Their trips are aimed at fitness enthusiasts who want to rough it, but not too much. They may make you hike uphill but they'll pamper you beforehand -- with a morning "Blister control," even putting on your shoes and socks for you -- and after, with massages and Jacuzzis and spa food. They cannot, however, take credit for the scenery. Trips go to Maui ($2,100 for eight days) in March; to St. George, Utah, in April and May ($1,750); and to Bozeman, Mont., in July and August ($1,750); all prices exclude air fare. For information: 800-926-5700.

ON TOUR

It's not just another Russian premier, but the American Film Institute's trip to Russia. Participants may meet filmmakers, tour film studios or perhaps see a (film) premiere (if they can find subtitles). The two-week tour, April 6-20, also will take in its share of world-famous sites and other cultural events in Moscow, Leningrad, Kiev and Tbilisi (where there is quite an active film community). Cost is $3,295 per person, all-inclusive (air fare from New York). For information, call Lance Tucker at AFI, 202-828-4015.

TRAVEL TRIVIA

Where is the largest population of giant tortoises in the world?

TRIVIA ANSWER: ALDABRA ISLAND IN THE SEYCHELLES, WITH ABOUT 150,000 TORTOISES.

ADVISORY WATCH

Because of the Persian Gulf war, the State Department is advising travelers to defer travel to more than 20 countries worldwide.
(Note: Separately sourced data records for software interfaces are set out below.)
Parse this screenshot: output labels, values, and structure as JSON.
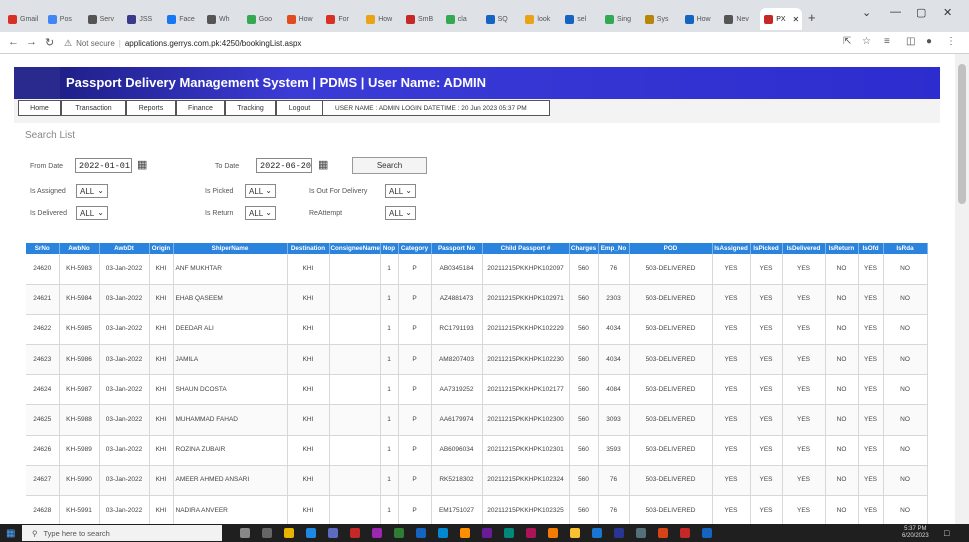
{
  "browser": {
    "tabs": [
      {
        "label": "Gmail",
        "color": "#d93025"
      },
      {
        "label": "Pos",
        "color": "#4285f4"
      },
      {
        "label": "Serv",
        "color": "#555555"
      },
      {
        "label": "JSS",
        "color": "#3a3a8c"
      },
      {
        "label": "Face",
        "color": "#1877f2"
      },
      {
        "label": "Wh",
        "color": "#555555"
      },
      {
        "label": "Goo",
        "color": "#34a853"
      },
      {
        "label": "How",
        "color": "#e04b20"
      },
      {
        "label": "For",
        "color": "#d93025"
      },
      {
        "label": "How",
        "color": "#e8a317"
      },
      {
        "label": "SmB",
        "color": "#c62828"
      },
      {
        "label": "cla",
        "color": "#34a853"
      },
      {
        "label": "SQ",
        "color": "#1565c0"
      },
      {
        "label": "look",
        "color": "#e8a317"
      },
      {
        "label": "sel",
        "color": "#1565c0"
      },
      {
        "label": "Sing",
        "color": "#34a853"
      },
      {
        "label": "Sys",
        "color": "#b8860b"
      },
      {
        "label": "How",
        "color": "#1565c0"
      },
      {
        "label": "Nev",
        "color": "#555555"
      },
      {
        "label": "PX",
        "color": "#c62828"
      }
    ],
    "address": {
      "security": "Not secure",
      "url": "applications.gerrys.com.pk:4250/bookingList.aspx"
    }
  },
  "app": {
    "title": "Passport Delivery Management System | PDMS | User Name: ADMIN",
    "menu": [
      "Home",
      "Transaction",
      "Reports",
      "Finance",
      "Tracking",
      "Logout"
    ],
    "user_info": "USER NAME : ADMIN LOGIN DATETIME : 20 Jun 2023 05:37 PM"
  },
  "search": {
    "title": "Search List",
    "from_label": "From Date",
    "from_value": "2022-01-01",
    "to_label": "To Date",
    "to_value": "2022-06-20",
    "button": "Search",
    "filters": [
      {
        "label": "Is Assigned",
        "value": "ALL"
      },
      {
        "label": "Is Picked",
        "value": "ALL"
      },
      {
        "label": "Is Out For Delivery",
        "value": "ALL"
      },
      {
        "label": "Is Delivered",
        "value": "ALL"
      },
      {
        "label": "Is Return",
        "value": "ALL"
      },
      {
        "label": "ReAttempt",
        "value": "ALL"
      }
    ]
  },
  "table": {
    "columns": [
      "SrNo",
      "AwbNo",
      "AwbDt",
      "Origin",
      "ShiperName",
      "Destination",
      "ConsigneeName",
      "Nop",
      "Category",
      "Passport No",
      "Child Passport #",
      "Charges",
      "Emp_No",
      "POD",
      "IsAssigned",
      "IsPicked",
      "IsDelivered",
      "IsReturn",
      "IsOfd",
      "IsRda"
    ],
    "rows": [
      [
        "24620",
        "KH-5983",
        "03-Jan-2022",
        "KHI",
        "ANF MUKHTAR",
        "KHI",
        "",
        "1",
        "P",
        "AB0345184",
        "20211215PKKHPK102097",
        "560",
        "76",
        "503-DELIVERED",
        "YES",
        "YES",
        "YES",
        "NO",
        "YES",
        "NO"
      ],
      [
        "24621",
        "KH-5984",
        "03-Jan-2022",
        "KHI",
        "EHAB QASEEM",
        "KHI",
        "",
        "1",
        "P",
        "AZ4881473",
        "20211215PKKHPK102971",
        "560",
        "2303",
        "503-DELIVERED",
        "YES",
        "YES",
        "YES",
        "NO",
        "YES",
        "NO"
      ],
      [
        "24622",
        "KH-5985",
        "03-Jan-2022",
        "KHI",
        "DEEDAR ALI",
        "KHI",
        "",
        "1",
        "P",
        "RC1791193",
        "20211215PKKHPK102229",
        "560",
        "4034",
        "503-DELIVERED",
        "YES",
        "YES",
        "YES",
        "NO",
        "YES",
        "NO"
      ],
      [
        "24623",
        "KH-5986",
        "03-Jan-2022",
        "KHI",
        "JAMILA",
        "KHI",
        "",
        "1",
        "P",
        "AM8207403",
        "20211215PKKHPK102230",
        "560",
        "4034",
        "503-DELIVERED",
        "YES",
        "YES",
        "YES",
        "NO",
        "YES",
        "NO"
      ],
      [
        "24624",
        "KH-5987",
        "03-Jan-2022",
        "KHI",
        "SHAUN DCOSTA",
        "KHI",
        "",
        "1",
        "P",
        "AA7319252",
        "20211215PKKHPK102177",
        "560",
        "4084",
        "503-DELIVERED",
        "YES",
        "YES",
        "YES",
        "NO",
        "YES",
        "NO"
      ],
      [
        "24625",
        "KH-5988",
        "03-Jan-2022",
        "KHI",
        "MUHAMMAD FAHAD",
        "KHI",
        "",
        "1",
        "P",
        "AA6179974",
        "20211215PKKHPK102300",
        "560",
        "3093",
        "503-DELIVERED",
        "YES",
        "YES",
        "YES",
        "NO",
        "YES",
        "NO"
      ],
      [
        "24626",
        "KH-5989",
        "03-Jan-2022",
        "KHI",
        "ROZINA ZUBAIR",
        "KHI",
        "",
        "1",
        "P",
        "AB6096034",
        "20211215PKKHPK102301",
        "560",
        "3593",
        "503-DELIVERED",
        "YES",
        "YES",
        "YES",
        "NO",
        "YES",
        "NO"
      ],
      [
        "24627",
        "KH-5990",
        "03-Jan-2022",
        "KHI",
        "AMEER AHMED ANSARI",
        "KHI",
        "",
        "1",
        "P",
        "RK5218302",
        "20211215PKKHPK102324",
        "560",
        "76",
        "503-DELIVERED",
        "YES",
        "YES",
        "YES",
        "NO",
        "YES",
        "NO"
      ],
      [
        "24628",
        "KH-5991",
        "03-Jan-2022",
        "KHI",
        "NADIRA ANVEER",
        "KHI",
        "",
        "1",
        "P",
        "EM1751027",
        "20211215PKKHPK102325",
        "560",
        "76",
        "503-DELIVERED",
        "YES",
        "YES",
        "YES",
        "NO",
        "YES",
        "NO"
      ]
    ]
  },
  "taskbar": {
    "search_placeholder": "Type here to search",
    "time": "5:37 PM",
    "date": "6/20/2023"
  }
}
For up-to-date information on war-related travel advisories, see War Watch, Page E1. Other current advisories include:

* Myanmar (formerly Burma). With continuing widespread political unrest, travelers should exercise caution. Internal travel, especially by air, is not safe, and armed security forces are often on the streets of all major cities.

* Chile. Exercise caution when traveling here, as bombings and other violent acts continue to occur against institutions identified with the United States.

* Haiti. Due to recurring civil disorders and continued unsettled conditions, defer all nonessential travel here.

* Peru. Crime and terrorism are serious problems. Despite improvements in security screening at the Lima International (Jorge Chavez) Airport, FAA specialists recently found inadequate security standards.

* Senegal. Use extreme caution when traveling in the Senegal River and Casamance regions. Violent incidents have resulted in both military and civilian casualties. Because of ruptured diplomatic relations with Mauritania, all air and surface routes between the two countries have been closed.

For late-breaking information, contact the State Department's Citizens Emergency Center, 202-647-5225.